[Recorded data]

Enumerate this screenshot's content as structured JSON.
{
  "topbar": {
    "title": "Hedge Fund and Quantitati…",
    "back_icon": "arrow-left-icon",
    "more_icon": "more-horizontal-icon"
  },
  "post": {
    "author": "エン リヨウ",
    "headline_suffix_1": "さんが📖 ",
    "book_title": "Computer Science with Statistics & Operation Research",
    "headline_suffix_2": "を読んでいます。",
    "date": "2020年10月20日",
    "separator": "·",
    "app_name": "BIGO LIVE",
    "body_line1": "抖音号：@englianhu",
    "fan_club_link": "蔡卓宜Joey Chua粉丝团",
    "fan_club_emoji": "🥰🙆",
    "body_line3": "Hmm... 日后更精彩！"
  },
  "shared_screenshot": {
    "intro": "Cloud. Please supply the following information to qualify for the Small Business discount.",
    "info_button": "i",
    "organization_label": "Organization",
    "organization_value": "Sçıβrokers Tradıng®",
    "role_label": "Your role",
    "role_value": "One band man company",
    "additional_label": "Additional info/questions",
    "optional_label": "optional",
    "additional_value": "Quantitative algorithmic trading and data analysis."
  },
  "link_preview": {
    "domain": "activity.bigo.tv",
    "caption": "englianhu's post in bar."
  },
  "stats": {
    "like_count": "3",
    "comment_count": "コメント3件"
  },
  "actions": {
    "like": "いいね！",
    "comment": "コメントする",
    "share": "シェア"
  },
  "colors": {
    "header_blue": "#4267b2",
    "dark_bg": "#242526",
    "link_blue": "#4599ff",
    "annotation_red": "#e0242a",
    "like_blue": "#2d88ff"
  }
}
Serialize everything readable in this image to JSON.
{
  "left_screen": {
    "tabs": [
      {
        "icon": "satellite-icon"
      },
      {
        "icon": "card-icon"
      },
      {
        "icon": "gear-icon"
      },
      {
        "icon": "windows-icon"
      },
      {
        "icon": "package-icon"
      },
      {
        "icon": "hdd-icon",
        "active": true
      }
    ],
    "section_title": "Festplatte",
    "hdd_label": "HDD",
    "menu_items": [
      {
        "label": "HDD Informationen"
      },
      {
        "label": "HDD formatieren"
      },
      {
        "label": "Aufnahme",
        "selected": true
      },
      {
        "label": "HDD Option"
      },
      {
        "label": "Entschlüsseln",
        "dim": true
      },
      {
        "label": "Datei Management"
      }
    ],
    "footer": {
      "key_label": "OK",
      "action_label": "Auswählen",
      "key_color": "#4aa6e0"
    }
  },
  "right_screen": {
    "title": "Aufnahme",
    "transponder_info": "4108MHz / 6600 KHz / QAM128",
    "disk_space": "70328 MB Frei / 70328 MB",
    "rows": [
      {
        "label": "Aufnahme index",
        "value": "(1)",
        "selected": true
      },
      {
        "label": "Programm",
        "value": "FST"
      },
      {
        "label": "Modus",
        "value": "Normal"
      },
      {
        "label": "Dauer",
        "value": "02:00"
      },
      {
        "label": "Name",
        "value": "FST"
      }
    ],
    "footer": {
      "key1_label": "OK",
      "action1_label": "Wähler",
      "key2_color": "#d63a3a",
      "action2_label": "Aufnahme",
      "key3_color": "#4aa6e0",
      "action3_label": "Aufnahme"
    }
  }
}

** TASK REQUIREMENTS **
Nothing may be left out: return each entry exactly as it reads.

** THE ANSWER **
Enumerate this screenshot's content as structured JSON.
{
  "topbar": {
    "title": "Hedge Fund and Quantitati…",
    "back_icon": "arrow-left-icon",
    "more_icon": "more-horizontal-icon"
  },
  "post": {
    "author": "エン リヨウ",
    "headline_suffix_1": "さんが📖 ",
    "book_title": "Computer Science with Statistics & Operation Research",
    "headline_suffix_2": "を読んでいます。",
    "date": "2020年10月20日",
    "separator": "·",
    "app_name": "BIGO LIVE",
    "body_line1": "抖音号：@englianhu",
    "fan_club_link": "蔡卓宜Joey Chua粉丝团",
    "fan_club_emoji": "🥰🙆",
    "body_line3": "Hmm... 日后更精彩！"
  },
  "shared_screenshot": {
    "intro": "Cloud. Please supply the following information to qualify for the Small Business discount.",
    "info_button": "i",
    "organization_label": "Organization",
    "organization_value": "Sçıβrokers Tradıng®",
    "role_label": "Your role",
    "role_value": "One band man company",
    "additional_label": "Additional info/questions",
    "optional_label": "optional",
    "additional_value": "Quantitative algorithmic trading and data analysis."
  },
  "link_preview": {
    "domain": "activity.bigo.tv",
    "caption": "englianhu's post in bar."
  },
  "stats": {
    "like_count": "3",
    "comment_count": "コメント3件"
  },
  "actions": {
    "like": "いいね！",
    "comment": "コメントする",
    "share": "シェア"
  },
  "colors": {
    "header_blue": "#4267b2",
    "dark_bg": "#242526",
    "link_blue": "#4599ff",
    "annotation_red": "#e0242a",
    "like_blue": "#2d88ff"
  }
}
Serialize everything readable in this image to JSON.
{
  "left_screen": {
    "tabs": [
      {
        "icon": "satellite-icon"
      },
      {
        "icon": "card-icon"
      },
      {
        "icon": "gear-icon"
      },
      {
        "icon": "windows-icon"
      },
      {
        "icon": "package-icon"
      },
      {
        "icon": "hdd-icon",
        "active": true
      }
    ],
    "section_title": "Festplatte",
    "hdd_label": "HDD",
    "menu_items": [
      {
        "label": "HDD Informationen"
      },
      {
        "label": "HDD formatieren"
      },
      {
        "label": "Aufnahme",
        "selected": true
      },
      {
        "label": "HDD Option"
      },
      {
        "label": "Entschlüsseln",
        "dim": true
      },
      {
        "label": "Datei Management"
      }
    ],
    "footer": {
      "key_label": "OK",
      "action_label": "Auswählen",
      "key_color": "#4aa6e0"
    }
  },
  "right_screen": {
    "title": "Aufnahme",
    "transponder_info": "4108MHz / 6600 KHz / QAM128",
    "disk_space": "70328 MB Frei / 70328 MB",
    "rows": [
      {
        "label": "Aufnahme index",
        "value": "(1)",
        "selected": true
      },
      {
        "label": "Programm",
        "value": "FST"
      },
      {
        "label": "Modus",
        "value": "Normal"
      },
      {
        "label": "Dauer",
        "value": "02:00"
      },
      {
        "label": "Name",
        "value": "FST"
      }
    ],
    "footer": {
      "key1_label": "OK",
      "action1_label": "Wähler",
      "key2_color": "#d63a3a",
      "action2_label": "Aufnahme",
      "key3_color": "#4aa6e0",
      "action3_label": "Aufnahme"
    }
  }
}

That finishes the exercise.